Even with that, Dunkin is still not cheap.  Using the same estimate as Starbucks, paying $1.59 for a small coffee would cost over $300 per year. Again, if you were to buy a more expensive drink or order more frequently, you could easily pay more than $500 per year for coffee.

What Is The Solution?

Is having your daily fix of caffeine worth $300-$700 per year?  I definitely do not think so. For people, this simply is not about the coffee; it is more about convenience.  It is quicker for people to go through a drive-thru to have their daily coffee in the morning, especially if they commute to work. 

So let’s rephrase that last question: Is being lazy convenience worth $300-$700 per year?  If you cannot just quit your caffeine kick, then there is a simple solution: make your own coffee!

If a person were to brew their own coffee in the morning, they would save a substantial amount of money, which could be used for paying bills, saving, and investing. On average, a pound of coffee, which can make 273 ounces of brewed coffee, costs $8.50.  That one pound of coffee can serve 34 cups of coffee, which equates to $.25 per cup.  If consumed every day, this would cost an individual $50 per year, using the same method as above.  Brewing your own coffee can save someone roughly $250-650 in this scenario. So, imagine the financial benefits if you were to do this. Additionally, making your own coffee can take minutes, which can be shorter than the wait in a drive-thru.

If in a pinch, convenience can be nice. Going to a Starbucks or Dunkin occasionally will not leave you broke, but doing so should be considered a luxury and not a necessity. Make your own coffee, stop wasting, and use those savings to invest in your future.

What to Do with Those Savings?

We just estimated that one could save $250 to $650 on coffee yearly by making it at home. Now, one may ask: what should I do with these savings? And, I have a solution: instead of wasting it on their product, why not invest directly in the company?

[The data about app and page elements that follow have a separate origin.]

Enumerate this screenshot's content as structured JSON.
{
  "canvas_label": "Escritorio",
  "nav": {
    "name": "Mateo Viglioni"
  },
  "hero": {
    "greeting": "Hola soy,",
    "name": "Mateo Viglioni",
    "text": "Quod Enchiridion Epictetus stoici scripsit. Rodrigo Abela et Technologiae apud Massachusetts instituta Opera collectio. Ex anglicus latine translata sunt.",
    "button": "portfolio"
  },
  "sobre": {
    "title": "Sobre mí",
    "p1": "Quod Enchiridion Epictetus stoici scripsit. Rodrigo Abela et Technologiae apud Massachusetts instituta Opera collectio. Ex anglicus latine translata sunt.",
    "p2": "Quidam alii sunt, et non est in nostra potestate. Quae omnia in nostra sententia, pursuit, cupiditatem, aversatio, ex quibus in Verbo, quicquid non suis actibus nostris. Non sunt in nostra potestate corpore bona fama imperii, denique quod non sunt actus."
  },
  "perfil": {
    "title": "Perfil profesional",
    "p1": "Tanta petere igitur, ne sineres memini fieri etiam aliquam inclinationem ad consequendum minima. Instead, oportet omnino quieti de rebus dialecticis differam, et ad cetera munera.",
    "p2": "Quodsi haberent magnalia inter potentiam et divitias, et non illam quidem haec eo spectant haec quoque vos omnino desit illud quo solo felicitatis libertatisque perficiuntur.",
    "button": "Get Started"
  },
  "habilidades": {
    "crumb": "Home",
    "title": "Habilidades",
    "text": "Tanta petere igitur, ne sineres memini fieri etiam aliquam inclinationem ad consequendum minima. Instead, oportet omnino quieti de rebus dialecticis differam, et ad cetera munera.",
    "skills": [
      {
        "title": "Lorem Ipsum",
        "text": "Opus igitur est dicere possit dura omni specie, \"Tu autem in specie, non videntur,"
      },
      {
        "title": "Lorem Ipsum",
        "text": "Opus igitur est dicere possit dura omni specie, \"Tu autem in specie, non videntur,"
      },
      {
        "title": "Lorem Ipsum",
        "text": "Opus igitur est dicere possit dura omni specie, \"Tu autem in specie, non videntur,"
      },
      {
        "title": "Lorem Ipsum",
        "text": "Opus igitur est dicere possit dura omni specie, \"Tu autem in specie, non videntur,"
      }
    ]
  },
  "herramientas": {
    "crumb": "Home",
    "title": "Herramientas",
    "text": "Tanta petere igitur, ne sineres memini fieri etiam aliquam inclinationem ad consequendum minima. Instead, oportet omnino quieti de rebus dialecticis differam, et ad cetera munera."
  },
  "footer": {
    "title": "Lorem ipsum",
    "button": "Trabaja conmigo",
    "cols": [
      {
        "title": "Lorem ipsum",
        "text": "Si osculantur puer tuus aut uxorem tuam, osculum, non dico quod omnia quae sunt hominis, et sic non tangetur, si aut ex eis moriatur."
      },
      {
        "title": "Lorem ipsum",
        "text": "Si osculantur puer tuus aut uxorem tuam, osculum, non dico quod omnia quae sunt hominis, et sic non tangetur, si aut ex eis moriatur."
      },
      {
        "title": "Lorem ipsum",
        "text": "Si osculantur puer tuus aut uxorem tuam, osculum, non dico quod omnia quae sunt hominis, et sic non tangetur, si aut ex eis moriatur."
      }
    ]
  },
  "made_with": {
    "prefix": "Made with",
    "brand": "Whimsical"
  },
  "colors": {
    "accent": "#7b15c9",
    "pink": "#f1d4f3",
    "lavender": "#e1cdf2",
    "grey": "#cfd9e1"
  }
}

At the time of this article, Starbucks is trading for around $77. Those savings would currently be enough for three to eight shares of the coffee brand, depending on how much was saved. Because SBUX pays a dividend of 2.13%, you would most likely see a positive return on the money that you would have wasted on coffee otherwise.

If you would prefer to invest in Dunkin, those savings could afford you four to ten shares currently. Currently, Dunkin and Starbucks are down for the year, but that is only due to the Coronavirus. Going forward, both should fare well, considering that America has addictions to caffeine.

Obviously, you do not only have to invest in these companies with these savings, but this is just to give you a different perspective on your spending. Do not only be a consumer; be an investor. Look at a company not only for its products but for the value it can bring to you financially.

What are your thoughts? Are you ready to give up the coffee spending? Comment below!

Follow me
Latest posts by Anthony Crincoli (see all)

Post Author: Anthony Crincoli

Anthony is the Founder and Lead Content Creator for Common Cents Finance. Away from the platform, Anthony is a CPA Candidate and an auditor for a Big Four public accounting firm. He has a passion for personal finance and looks to promote financial literacy whenever and however he can.

Follow by Email